Traffic intersections use simple colour-coding to indicate what actions should be taken. They’re used to prompt very specific behaviour and action. Perhaps we can borrow the terminology to consider the kinds of questions that might come up at a viva…
Green light questions are anticipated; you are entirely comfortable with them. Whether it’s about something in your thesis, your research or your general field, if you were to hear a green light question you would be happy to just go (and start talking)!
Yellow light questions force you to slow down. You might have to change pace. There’s no problem but you need to think and focus more. There’s nothing wrong with doing that. You’re not expected to know everything or remember everything in your viva; pausing for a moment to get your thoughts together is good.
Red light questions make you stop. A question could be unexpected. It could be something you struggle with.

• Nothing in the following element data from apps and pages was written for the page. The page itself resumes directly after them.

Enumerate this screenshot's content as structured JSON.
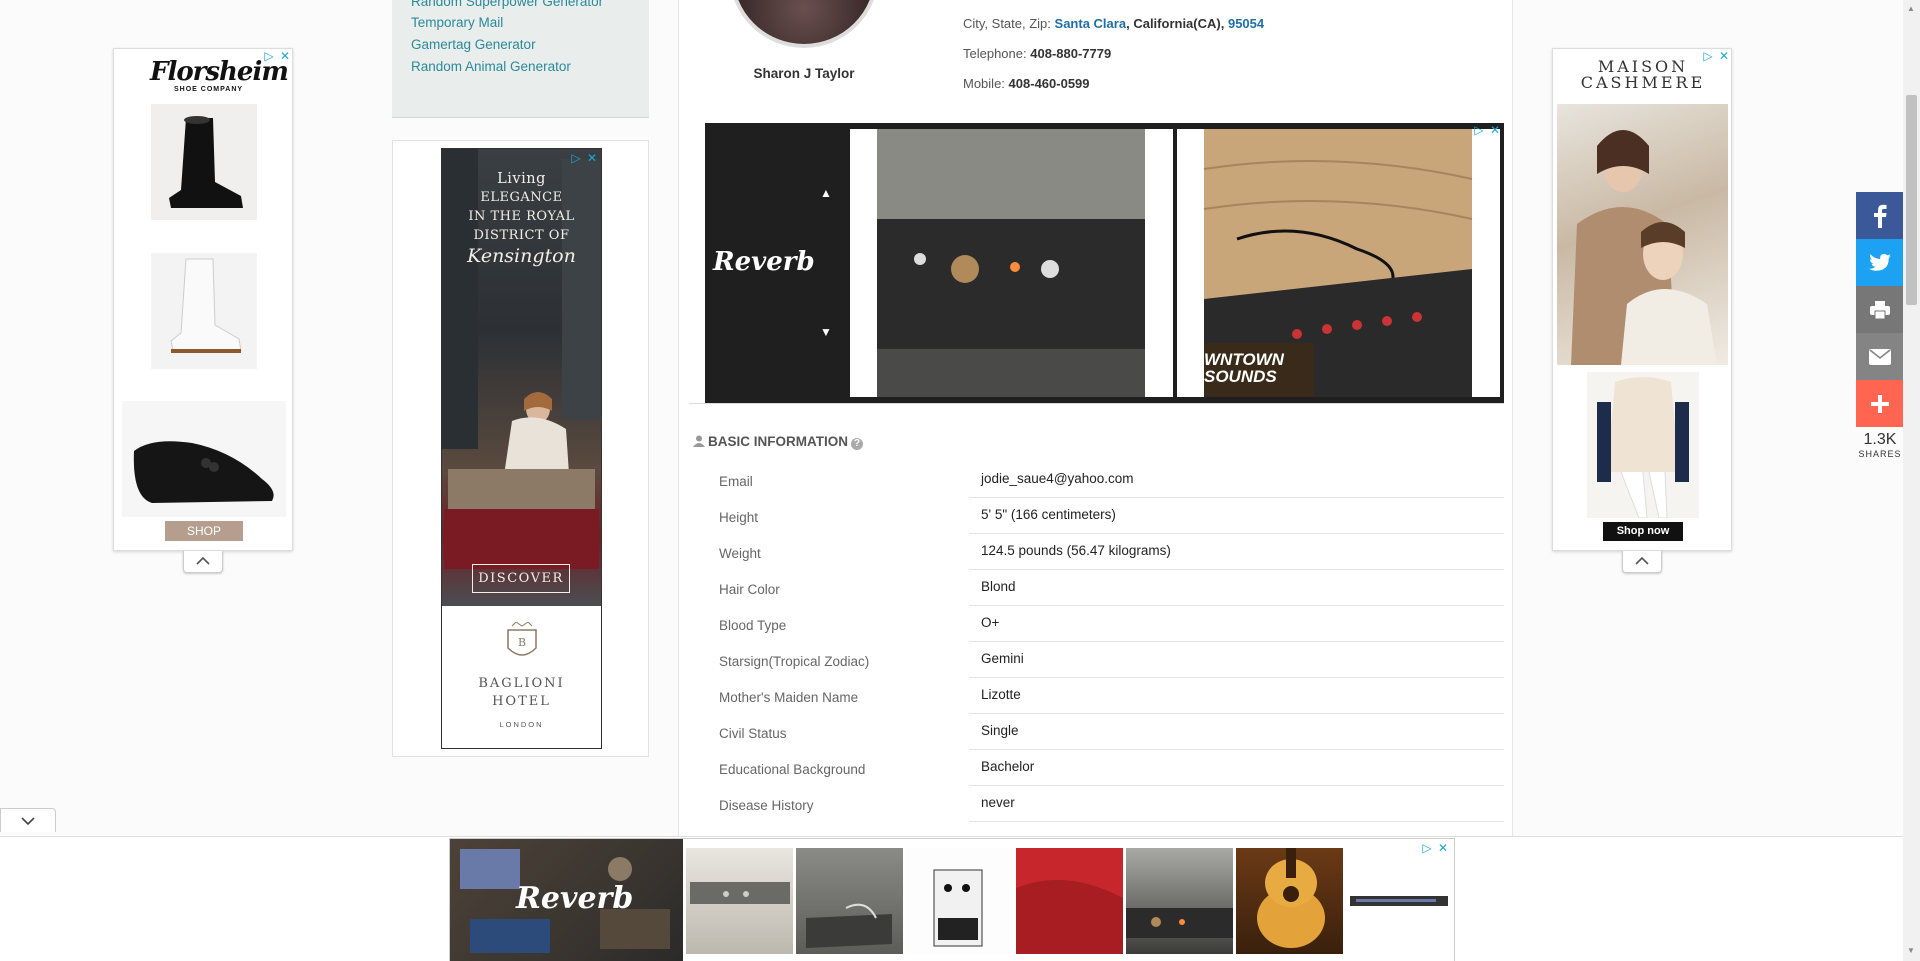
{
  "sidebar": {
    "links": [
      "Random Superpower Generator",
      "Temporary Mail",
      "Gamertag Generator",
      "Random Animal Generator"
    ]
  },
  "ads": {
    "florsheim": {
      "brand": "Florsheim",
      "sub": "SHOE COMPANY",
      "cta": "SHOP"
    },
    "maison": {
      "brand_line1": "MAISON",
      "brand_line2": "CASHMERE",
      "cta": "Shop now"
    },
    "baglioni": {
      "lines": [
        "Living",
        "Elegance",
        "in the Royal",
        "District of"
      ],
      "script": "Kensington",
      "cta": "DISCOVER",
      "brand1": "BAGLIONI",
      "brand2": "HOTEL",
      "city": "LONDON"
    },
    "reverb_brand": "Reverb",
    "reverb_photo_text": "WNTOWN SOUNDS",
    "adchoices": "▷",
    "close": "✕"
  },
  "profile": {
    "name": "Sharon J Taylor",
    "city_label": "City, State, Zip:",
    "city": "Santa Clara",
    "state": "California(CA)",
    "zip": "95054",
    "telephone_label": "Telephone:",
    "telephone": "408-880-7779",
    "mobile_label": "Mobile:",
    "mobile": "408-460-0599"
  },
  "basic_info": {
    "title": "BASIC INFORMATION",
    "rows": [
      {
        "label": "Email",
        "value": "jodie_saue4@yahoo.com"
      },
      {
        "label": "Height",
        "value": "5' 5\" (166 centimeters)"
      },
      {
        "label": "Weight",
        "value": "124.5 pounds (56.47 kilograms)"
      },
      {
        "label": "Hair Color",
        "value": "Blond"
      },
      {
        "label": "Blood Type",
        "value": "O+"
      },
      {
        "label": "Starsign(Tropical Zodiac)",
        "value": "Gemini"
      },
      {
        "label": "Mother's Maiden Name",
        "value": "Lizotte"
      },
      {
        "label": "Civil Status",
        "value": "Single"
      },
      {
        "label": "Educational Background",
        "value": "Bachelor"
      },
      {
        "label": "Disease History",
        "value": "never"
      }
    ]
  },
  "share": {
    "count": "1.3K",
    "label": "SHARES"
  },
  "colors": {
    "facebook": "#3b5998",
    "twitter": "#1da1f2",
    "print": "#777777",
    "email": "#848484",
    "more": "#ff6550",
    "link": "#2a8a99"
  }
}
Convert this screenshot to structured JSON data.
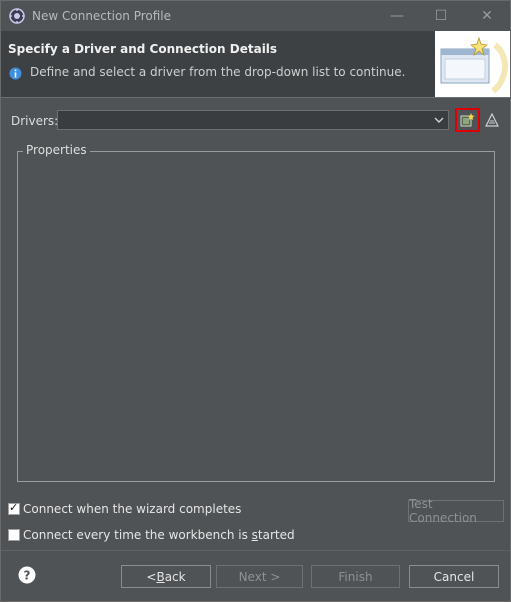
{
  "window": {
    "title": "New Connection Profile",
    "controls": {
      "minimize": "—",
      "maximize": "☐",
      "close": "✕"
    }
  },
  "banner": {
    "title": "Specify a Driver and Connection Details",
    "message": "Define and select a driver from the drop-down list to continue.",
    "info_icon": "info-icon"
  },
  "drivers": {
    "label": "Drivers:",
    "value": "",
    "dropdown_icon": "chevron-down-icon",
    "new_driver_icon": "new-driver-icon",
    "edit_driver_icon": "edit-driver-icon"
  },
  "properties": {
    "label": "Properties"
  },
  "options": {
    "connect_on_complete": {
      "label": "Connect when the wizard completes",
      "checked": true
    },
    "connect_every_time": {
      "label_before": "Connect every time the workbench is ",
      "label_underlined": "s",
      "label_after": "tarted",
      "checked": false
    }
  },
  "test_connection": {
    "label": "Test Connection",
    "enabled": false
  },
  "footer": {
    "help_icon": "help-icon",
    "back": {
      "label_before": "< ",
      "label_underlined": "B",
      "label_after": "ack"
    },
    "next": "Next >",
    "finish": "Finish",
    "cancel": "Cancel"
  },
  "colors": {
    "highlight_border": "#e00000",
    "window_bg": "#4f5356",
    "banner_bg": "#3d4143"
  }
}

And it might make you feel uncomfortable.
In the real world, red lights make people stop – but then they go again, and that’s also like the viva.

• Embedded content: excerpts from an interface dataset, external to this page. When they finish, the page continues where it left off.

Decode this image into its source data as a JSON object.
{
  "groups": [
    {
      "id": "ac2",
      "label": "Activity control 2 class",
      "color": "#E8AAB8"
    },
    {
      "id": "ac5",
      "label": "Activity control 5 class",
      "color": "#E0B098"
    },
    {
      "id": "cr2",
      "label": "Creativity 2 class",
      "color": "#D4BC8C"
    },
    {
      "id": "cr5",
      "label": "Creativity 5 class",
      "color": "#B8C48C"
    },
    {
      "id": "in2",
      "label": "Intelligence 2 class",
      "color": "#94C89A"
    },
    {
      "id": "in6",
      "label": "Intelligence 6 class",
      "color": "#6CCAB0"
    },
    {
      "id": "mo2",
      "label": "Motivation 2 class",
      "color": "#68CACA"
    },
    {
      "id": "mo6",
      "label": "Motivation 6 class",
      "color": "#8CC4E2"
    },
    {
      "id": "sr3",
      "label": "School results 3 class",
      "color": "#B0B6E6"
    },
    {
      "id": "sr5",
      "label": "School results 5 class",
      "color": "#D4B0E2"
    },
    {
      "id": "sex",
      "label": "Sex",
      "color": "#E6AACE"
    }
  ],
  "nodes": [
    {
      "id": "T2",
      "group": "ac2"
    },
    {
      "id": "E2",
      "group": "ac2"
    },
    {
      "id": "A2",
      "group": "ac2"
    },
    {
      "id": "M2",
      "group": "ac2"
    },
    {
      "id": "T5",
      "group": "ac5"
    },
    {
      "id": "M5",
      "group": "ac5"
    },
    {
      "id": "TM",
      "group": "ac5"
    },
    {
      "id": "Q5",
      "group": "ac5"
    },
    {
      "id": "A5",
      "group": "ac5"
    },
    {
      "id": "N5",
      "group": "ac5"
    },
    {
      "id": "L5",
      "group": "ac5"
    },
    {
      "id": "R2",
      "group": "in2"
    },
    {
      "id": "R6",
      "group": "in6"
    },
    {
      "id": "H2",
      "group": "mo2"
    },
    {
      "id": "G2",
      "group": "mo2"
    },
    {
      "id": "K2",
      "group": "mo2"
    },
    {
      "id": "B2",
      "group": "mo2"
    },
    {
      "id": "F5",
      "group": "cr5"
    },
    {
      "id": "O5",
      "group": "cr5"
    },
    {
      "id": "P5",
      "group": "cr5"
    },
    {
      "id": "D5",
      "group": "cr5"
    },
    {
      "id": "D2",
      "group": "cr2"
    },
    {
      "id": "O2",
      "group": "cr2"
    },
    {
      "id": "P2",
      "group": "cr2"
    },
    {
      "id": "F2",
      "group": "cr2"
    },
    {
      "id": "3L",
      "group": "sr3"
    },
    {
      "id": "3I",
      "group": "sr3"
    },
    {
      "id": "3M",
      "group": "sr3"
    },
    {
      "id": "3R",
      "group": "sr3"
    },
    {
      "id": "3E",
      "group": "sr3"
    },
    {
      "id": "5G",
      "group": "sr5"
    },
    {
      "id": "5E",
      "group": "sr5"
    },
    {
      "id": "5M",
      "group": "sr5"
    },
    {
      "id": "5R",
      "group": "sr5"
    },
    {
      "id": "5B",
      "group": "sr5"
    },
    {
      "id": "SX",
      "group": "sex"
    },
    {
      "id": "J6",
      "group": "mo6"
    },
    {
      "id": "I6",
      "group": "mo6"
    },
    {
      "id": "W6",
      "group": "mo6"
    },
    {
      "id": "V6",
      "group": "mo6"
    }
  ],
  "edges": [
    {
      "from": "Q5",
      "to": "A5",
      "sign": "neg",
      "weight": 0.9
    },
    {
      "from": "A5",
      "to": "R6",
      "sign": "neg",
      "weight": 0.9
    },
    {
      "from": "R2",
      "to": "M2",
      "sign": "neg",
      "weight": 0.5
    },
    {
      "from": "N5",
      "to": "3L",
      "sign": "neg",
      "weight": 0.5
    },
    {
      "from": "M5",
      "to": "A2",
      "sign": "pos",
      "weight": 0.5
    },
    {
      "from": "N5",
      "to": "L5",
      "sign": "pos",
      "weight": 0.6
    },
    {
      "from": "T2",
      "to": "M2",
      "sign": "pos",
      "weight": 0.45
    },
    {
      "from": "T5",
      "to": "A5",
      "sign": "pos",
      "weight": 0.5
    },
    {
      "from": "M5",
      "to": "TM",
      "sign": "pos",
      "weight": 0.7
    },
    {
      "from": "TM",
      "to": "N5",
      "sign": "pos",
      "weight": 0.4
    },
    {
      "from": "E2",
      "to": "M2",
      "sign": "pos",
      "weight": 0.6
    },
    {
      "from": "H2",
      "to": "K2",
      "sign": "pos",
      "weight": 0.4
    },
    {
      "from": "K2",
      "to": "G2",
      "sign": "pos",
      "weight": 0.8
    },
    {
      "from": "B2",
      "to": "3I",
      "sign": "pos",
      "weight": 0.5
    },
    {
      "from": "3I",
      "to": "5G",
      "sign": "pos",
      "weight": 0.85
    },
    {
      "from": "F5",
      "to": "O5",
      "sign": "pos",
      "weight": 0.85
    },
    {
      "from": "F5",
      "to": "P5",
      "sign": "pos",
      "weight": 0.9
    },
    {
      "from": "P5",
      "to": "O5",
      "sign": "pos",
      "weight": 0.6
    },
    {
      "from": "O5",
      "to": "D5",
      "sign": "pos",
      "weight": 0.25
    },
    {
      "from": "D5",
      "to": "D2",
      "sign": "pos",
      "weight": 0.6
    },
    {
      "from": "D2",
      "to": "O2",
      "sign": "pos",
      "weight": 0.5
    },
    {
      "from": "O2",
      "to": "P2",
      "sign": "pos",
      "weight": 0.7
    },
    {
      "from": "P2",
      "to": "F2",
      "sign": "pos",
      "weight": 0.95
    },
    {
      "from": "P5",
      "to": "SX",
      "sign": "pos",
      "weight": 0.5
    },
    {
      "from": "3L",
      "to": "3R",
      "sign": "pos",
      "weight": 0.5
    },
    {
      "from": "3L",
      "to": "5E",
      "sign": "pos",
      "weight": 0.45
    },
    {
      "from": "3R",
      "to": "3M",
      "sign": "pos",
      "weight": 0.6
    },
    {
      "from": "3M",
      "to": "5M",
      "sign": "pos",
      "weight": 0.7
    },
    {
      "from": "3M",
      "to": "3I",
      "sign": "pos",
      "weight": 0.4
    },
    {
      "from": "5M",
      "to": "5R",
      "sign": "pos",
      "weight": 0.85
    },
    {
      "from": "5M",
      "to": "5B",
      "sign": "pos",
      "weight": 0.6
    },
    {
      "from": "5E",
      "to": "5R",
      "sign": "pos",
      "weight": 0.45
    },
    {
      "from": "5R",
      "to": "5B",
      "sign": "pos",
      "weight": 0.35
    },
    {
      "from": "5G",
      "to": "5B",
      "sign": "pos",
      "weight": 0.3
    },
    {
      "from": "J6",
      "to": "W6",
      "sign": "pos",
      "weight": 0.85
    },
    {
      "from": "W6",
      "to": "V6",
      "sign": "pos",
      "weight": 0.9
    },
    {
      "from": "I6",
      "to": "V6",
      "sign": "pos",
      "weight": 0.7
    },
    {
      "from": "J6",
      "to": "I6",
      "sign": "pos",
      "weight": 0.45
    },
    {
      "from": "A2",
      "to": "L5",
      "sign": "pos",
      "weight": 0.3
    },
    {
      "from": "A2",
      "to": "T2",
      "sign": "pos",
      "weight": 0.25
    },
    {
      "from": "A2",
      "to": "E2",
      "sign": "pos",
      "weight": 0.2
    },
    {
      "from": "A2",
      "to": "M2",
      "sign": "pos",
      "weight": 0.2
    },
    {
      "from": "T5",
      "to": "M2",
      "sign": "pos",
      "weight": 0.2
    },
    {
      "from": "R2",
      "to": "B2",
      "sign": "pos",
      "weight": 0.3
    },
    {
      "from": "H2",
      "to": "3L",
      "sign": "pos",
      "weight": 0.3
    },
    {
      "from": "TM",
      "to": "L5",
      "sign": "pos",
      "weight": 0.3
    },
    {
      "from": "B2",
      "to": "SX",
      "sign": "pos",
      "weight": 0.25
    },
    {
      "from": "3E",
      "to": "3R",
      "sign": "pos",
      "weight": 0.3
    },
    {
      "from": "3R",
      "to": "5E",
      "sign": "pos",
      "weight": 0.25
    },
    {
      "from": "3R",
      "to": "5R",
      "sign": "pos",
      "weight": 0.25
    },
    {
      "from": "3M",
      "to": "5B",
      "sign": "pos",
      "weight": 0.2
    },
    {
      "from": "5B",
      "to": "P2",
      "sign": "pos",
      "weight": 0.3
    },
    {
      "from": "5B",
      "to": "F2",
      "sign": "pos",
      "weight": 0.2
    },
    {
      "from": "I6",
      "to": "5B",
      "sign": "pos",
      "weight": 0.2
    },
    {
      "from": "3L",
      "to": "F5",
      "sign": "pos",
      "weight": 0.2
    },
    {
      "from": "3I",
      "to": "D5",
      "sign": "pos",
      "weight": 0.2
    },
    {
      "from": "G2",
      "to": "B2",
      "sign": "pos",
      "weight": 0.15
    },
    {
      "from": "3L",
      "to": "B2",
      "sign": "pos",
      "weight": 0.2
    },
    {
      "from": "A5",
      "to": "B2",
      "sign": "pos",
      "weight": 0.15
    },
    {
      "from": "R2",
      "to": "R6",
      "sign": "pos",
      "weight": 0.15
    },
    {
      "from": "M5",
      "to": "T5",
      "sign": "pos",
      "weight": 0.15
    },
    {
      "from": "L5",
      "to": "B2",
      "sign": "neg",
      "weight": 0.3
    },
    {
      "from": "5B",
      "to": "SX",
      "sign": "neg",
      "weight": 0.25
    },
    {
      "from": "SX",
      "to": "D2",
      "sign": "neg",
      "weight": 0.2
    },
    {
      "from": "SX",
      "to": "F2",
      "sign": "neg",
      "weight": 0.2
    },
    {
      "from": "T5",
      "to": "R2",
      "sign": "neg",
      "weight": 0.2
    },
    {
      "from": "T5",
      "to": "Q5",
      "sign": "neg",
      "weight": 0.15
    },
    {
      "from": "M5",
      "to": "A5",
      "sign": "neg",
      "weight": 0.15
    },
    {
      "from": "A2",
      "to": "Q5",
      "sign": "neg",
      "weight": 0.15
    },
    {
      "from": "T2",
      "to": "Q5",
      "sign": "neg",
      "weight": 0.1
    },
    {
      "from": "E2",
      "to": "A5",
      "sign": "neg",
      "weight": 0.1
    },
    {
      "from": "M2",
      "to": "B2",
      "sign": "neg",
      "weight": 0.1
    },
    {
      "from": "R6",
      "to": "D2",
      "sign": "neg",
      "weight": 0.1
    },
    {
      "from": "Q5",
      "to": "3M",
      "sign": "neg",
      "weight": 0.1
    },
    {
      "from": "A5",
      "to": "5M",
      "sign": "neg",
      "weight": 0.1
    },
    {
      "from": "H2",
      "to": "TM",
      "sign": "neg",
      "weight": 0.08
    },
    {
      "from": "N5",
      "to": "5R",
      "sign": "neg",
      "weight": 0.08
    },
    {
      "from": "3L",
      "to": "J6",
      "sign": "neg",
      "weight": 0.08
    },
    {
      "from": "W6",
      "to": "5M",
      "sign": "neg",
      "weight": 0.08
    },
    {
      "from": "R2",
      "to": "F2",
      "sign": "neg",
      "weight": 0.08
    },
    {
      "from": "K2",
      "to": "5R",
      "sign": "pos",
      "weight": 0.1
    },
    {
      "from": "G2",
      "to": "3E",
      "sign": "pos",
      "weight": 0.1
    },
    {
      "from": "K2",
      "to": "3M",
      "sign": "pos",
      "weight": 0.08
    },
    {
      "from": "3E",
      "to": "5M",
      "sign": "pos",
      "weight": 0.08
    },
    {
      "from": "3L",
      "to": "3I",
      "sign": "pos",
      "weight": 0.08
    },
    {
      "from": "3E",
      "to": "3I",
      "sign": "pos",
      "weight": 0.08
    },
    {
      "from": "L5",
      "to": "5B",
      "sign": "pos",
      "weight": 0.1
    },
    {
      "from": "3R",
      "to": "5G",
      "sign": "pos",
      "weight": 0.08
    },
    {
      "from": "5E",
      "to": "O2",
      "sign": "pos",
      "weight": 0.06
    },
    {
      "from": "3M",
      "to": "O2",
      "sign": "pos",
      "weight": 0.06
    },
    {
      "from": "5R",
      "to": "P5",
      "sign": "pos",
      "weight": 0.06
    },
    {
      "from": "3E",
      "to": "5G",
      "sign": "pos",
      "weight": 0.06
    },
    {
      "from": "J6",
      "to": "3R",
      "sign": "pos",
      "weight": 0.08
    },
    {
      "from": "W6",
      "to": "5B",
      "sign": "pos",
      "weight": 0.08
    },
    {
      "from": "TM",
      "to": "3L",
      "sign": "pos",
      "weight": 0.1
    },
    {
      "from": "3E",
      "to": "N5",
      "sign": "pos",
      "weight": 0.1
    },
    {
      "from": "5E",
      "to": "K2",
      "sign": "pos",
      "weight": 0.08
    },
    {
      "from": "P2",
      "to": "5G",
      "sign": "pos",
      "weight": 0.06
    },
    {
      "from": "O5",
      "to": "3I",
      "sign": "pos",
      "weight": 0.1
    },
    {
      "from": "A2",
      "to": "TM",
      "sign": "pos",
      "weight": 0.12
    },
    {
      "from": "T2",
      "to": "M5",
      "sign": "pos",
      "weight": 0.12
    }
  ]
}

If a question is hard, unfamiliar or unexpected at the viva you still need to respond to it. You still have to engage in order to meet the expectations of the viva.

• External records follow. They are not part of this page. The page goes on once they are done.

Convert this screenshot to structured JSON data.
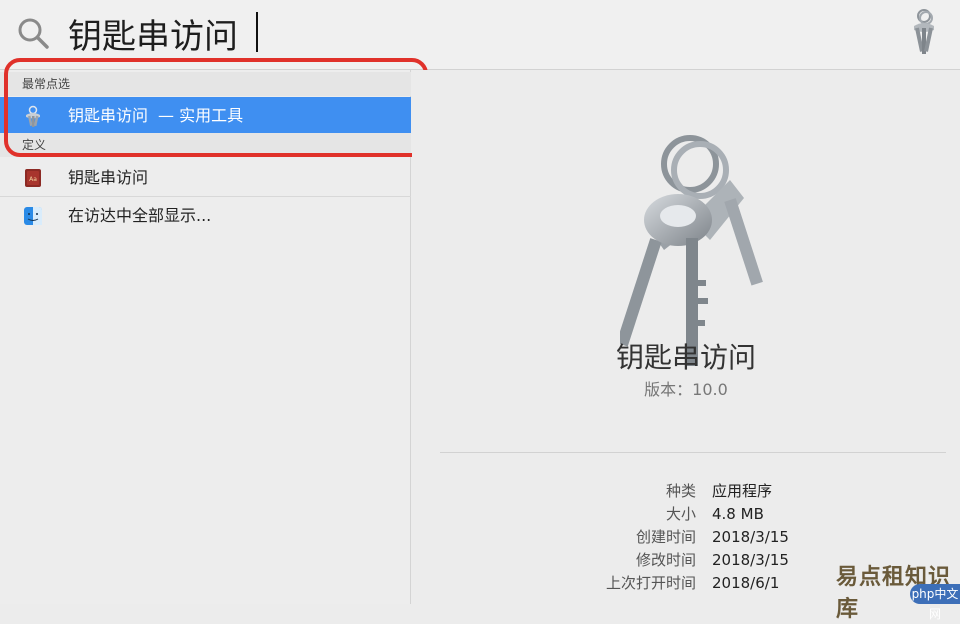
{
  "search": {
    "query": "钥匙串访问",
    "icon": "search-icon",
    "app_icon": "keychain-access-icon"
  },
  "results": {
    "sections": [
      {
        "header": "最常点选",
        "items": [
          {
            "label": "钥匙串访问",
            "sublabel": "— 实用工具",
            "icon": "keychain-access-icon",
            "selected": true
          }
        ]
      },
      {
        "header": "定义",
        "items": [
          {
            "label": "钥匙串访问",
            "sublabel": "",
            "icon": "dictionary-icon",
            "selected": false
          },
          {
            "label": "在访达中全部显示...",
            "sublabel": "",
            "icon": "finder-icon",
            "selected": false
          }
        ]
      }
    ]
  },
  "preview": {
    "title": "钥匙串访问",
    "version": "版本：10.0",
    "icon": "keychain-access-icon",
    "meta": [
      {
        "key": "种类",
        "value": "应用程序"
      },
      {
        "key": "大小",
        "value": "4.8 MB"
      },
      {
        "key": "创建时间",
        "value": "2018/3/15"
      },
      {
        "key": "修改时间",
        "value": "2018/3/15"
      },
      {
        "key": "上次打开时间",
        "value": "2018/6/1"
      }
    ]
  },
  "watermark": {
    "text": "易点租知识库",
    "badge_site": "php",
    "badge_text": "中文网"
  },
  "colors": {
    "selection": "#3f8ff1",
    "highlight_ring": "#e0312a",
    "background": "#ececec"
  }
}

If you know of a red light topic for you, what could you do to improve how you feel about it? If it’s a yellow can you make it a green?